With money getting in the way of care, we are seeing more and more patient recalls after unnecessary surgery at private hospitals.
While he is probably one of the most notorious examples, Ian Paterson is not a ‘lone wolf’. He is just one example of why the private healthcare sector is in need of urgent reform to make sure patient safety is no longer compromised by the pursuit of profit.
What went wrong at Spire Healthcare?
Paterson was able to take advantage of a series of ‘grey areas’ in order to slip between the cracks while working at Spire Healthcare. Without robust multi-disciplinary team (MDT) structures – like those used by the NHS to ensure no one clinician has total power of a patient’s treatment plan – Paterson was able to make stand-alone decisions about surgeries patients did, or didn’t need, and then charge them for the privilege.
Private hospitals passing the buck
For its part, Spire Healthcare tried to ‘look the other way’ on Paterson (and it is continuing to do so in other patient recalls since for surgeons operating at its hospitals). This is because it employs a business model designed, according to Centre for Health and the Public Interest, to ‘insulate [them] from the liability and costs of having to compensate patients who are harmed and injured’. The ‘why’ maybe financially self-evident but the ‘how’ isn’t well-known or appreciated

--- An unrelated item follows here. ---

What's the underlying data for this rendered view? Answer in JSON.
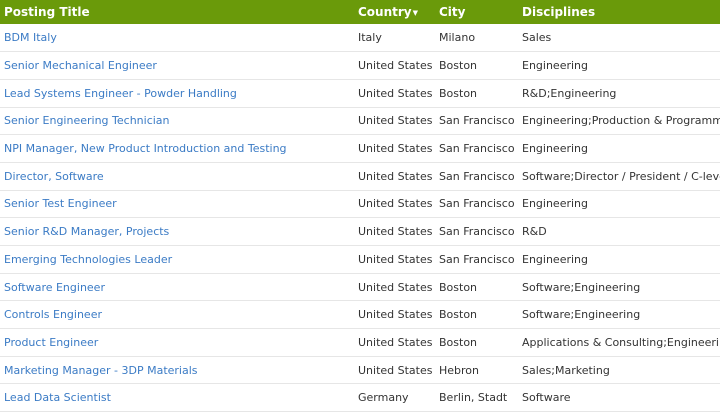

Many consultants at private hospitals are NHS doctors working freelance. According to the private providers, the lack of an employment relationship makes regulating consultants the NHS’ problem, and when things go wrong they can deny responsibility saying (as one nurse told one of our Paterson clients) that they ‘only rented him a room’.
Add to the mix that 637 consultants who practise in private hospitals own shares in private healthcare and some own, or have a stake in, the equipment they use there and it’s a very different world from their day jobs in the NHS. And given that private hospitals with critical care facilities (sometimes known as intensive care units) are rare, if something goes seriously wrong a private hospital patient is usually transferred to a local NHS hospital for them to pick up the pieces (at no cost to the private hospital who made the mistakes).

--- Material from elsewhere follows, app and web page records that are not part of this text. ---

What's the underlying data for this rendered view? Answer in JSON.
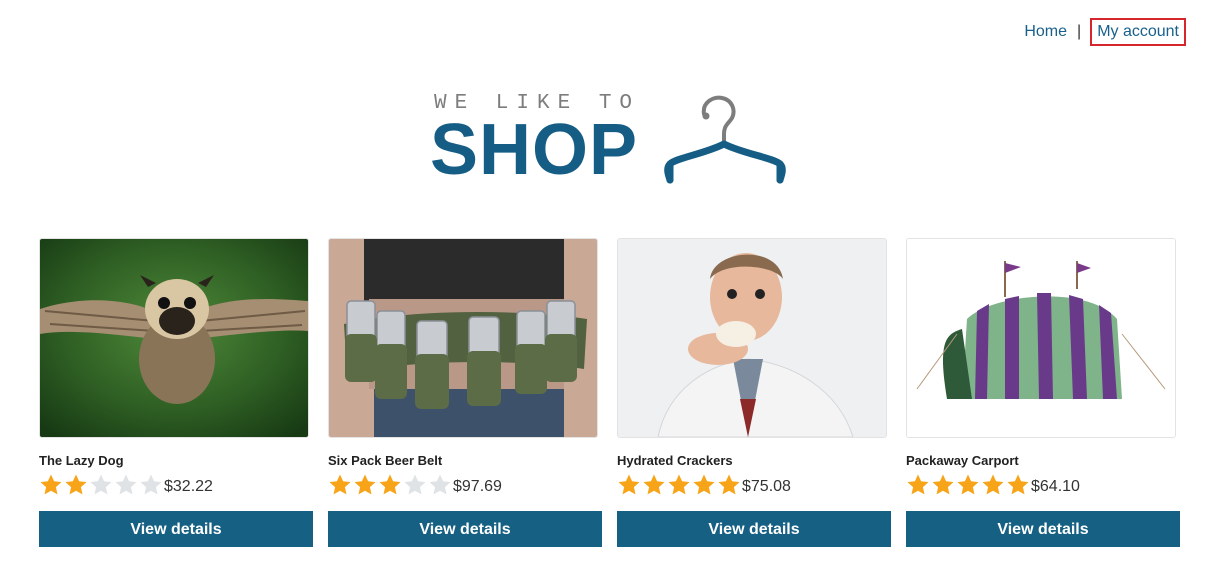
{
  "nav": {
    "home": "Home",
    "separator": "|",
    "account": "My account"
  },
  "logo": {
    "tagline": "WE LIKE TO",
    "word": "SHOP"
  },
  "colors": {
    "brand": "#165d85",
    "button": "#166084",
    "star_on": "#f7a418",
    "star_off": "#dfe3e6",
    "highlight": "#d7262b"
  },
  "products": [
    {
      "name": "The Lazy Dog",
      "rating": 2,
      "max_rating": 5,
      "price": "$32.22",
      "button": "View details",
      "image": "flying-pug-photo"
    },
    {
      "name": "Six Pack Beer Belt",
      "rating": 3,
      "max_rating": 5,
      "price": "$97.69",
      "button": "View details",
      "image": "beer-belt-photo"
    },
    {
      "name": "Hydrated Crackers",
      "rating": 5,
      "max_rating": 5,
      "price": "$75.08",
      "button": "View details",
      "image": "man-eating-cracker-photo"
    },
    {
      "name": "Packaway Carport",
      "rating": 5,
      "max_rating": 5,
      "price": "$64.10",
      "button": "View details",
      "image": "striped-tent-photo"
    }
  ]
}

What does this mean for patients?
This means that a private hospital group like Spire can sell you a service or treatment, put you in touch with a consultant, charge you for the treatment, provide that treatment at its hospital by a consultant (working on their own) who may have shares in the company and/or be using equipment they own, and yet dump you back on the NHS and leave you out in the cold, and without compensation, if something goes wrong.

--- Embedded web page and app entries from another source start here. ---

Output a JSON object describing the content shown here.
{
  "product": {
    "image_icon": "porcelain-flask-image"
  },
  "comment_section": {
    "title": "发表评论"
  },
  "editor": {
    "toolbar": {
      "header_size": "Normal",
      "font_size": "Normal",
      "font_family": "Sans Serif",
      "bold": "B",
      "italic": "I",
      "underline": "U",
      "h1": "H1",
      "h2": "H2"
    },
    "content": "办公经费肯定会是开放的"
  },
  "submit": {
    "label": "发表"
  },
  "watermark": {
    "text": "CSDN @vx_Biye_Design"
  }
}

It’s a dangerous ‘liability loophole’ that puts patients at significant risk if they choose private treatment, that just does not exist for NHS patients. By comparison, the NHS – while not immune from instances of negligence – has systems and structures set up to minimise instances of patient harm, and processes for how it deals with it when things go wrong on its watch. Our experience is that they ‘put their hands up’ when things go wrong, whereas private hospitals dig in.
What needs to be changed to protect patients?
The ‘liability loophole’ can be closed by making sure consultants who operate at private hospitals are directly employed by those hospitals, introducing MDTs, proper oversight and transparency on ownership. This will ensure that – for the first time – private hospitals have to start regulating consultants’ actions, not just count the profits generated by those actions. The forthcoming Inquiry’s report can be game-changing – and give those for whom we acted, who were butchered by an unchecked monster – a sense of hope for real change.
Thompsons Solicitors has been campaigning to improve patient safety within private healthcare following its central role in representing 650 of Ian Paterson’s victims.